■ What is required
In the records, find every line with the word "photo" and copy it out.

■ Recorded data
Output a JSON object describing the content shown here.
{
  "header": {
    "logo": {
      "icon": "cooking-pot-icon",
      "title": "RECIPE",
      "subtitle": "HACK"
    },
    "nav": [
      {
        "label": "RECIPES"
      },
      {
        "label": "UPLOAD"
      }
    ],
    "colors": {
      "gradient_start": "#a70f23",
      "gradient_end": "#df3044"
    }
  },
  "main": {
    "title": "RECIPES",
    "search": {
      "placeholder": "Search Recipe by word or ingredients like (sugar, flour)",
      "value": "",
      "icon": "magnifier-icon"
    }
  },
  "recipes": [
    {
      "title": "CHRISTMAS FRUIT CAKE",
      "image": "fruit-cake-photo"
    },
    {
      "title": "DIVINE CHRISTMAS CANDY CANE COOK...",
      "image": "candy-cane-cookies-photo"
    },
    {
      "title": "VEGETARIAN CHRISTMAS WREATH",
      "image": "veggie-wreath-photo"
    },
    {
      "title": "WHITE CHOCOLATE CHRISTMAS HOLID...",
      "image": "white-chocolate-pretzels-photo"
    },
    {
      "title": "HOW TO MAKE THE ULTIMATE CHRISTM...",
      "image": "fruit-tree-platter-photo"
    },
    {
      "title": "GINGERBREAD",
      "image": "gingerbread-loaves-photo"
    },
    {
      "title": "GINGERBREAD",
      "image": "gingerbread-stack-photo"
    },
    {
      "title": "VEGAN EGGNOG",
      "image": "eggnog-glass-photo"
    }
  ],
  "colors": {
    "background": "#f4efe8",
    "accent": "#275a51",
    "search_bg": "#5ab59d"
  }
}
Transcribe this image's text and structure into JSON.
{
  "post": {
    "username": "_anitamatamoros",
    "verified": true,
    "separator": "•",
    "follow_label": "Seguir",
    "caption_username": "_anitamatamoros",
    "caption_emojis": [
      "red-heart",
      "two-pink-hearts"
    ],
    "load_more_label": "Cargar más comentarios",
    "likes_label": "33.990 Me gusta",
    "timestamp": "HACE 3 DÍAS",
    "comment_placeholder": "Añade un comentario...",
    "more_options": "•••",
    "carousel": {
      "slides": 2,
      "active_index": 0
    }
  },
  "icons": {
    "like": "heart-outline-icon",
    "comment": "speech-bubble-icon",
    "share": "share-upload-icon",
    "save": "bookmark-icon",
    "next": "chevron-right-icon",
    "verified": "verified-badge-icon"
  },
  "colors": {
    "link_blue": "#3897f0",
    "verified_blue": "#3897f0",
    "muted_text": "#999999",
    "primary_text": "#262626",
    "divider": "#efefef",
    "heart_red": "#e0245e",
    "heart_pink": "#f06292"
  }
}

■ Solution to this task
      "image": "fruit-cake-photo"
      "image": "candy-cane-cookies-photo"
      "image": "veggie-wreath-photo"
      "image": "white-chocolate-pretzels-photo"
      "image": "fruit-tree-platter-photo"
      "image": "gingerbread-loaves-photo"
      "image": "gingerbread-stack-photo"
      "image": "eggnog-glass-photo"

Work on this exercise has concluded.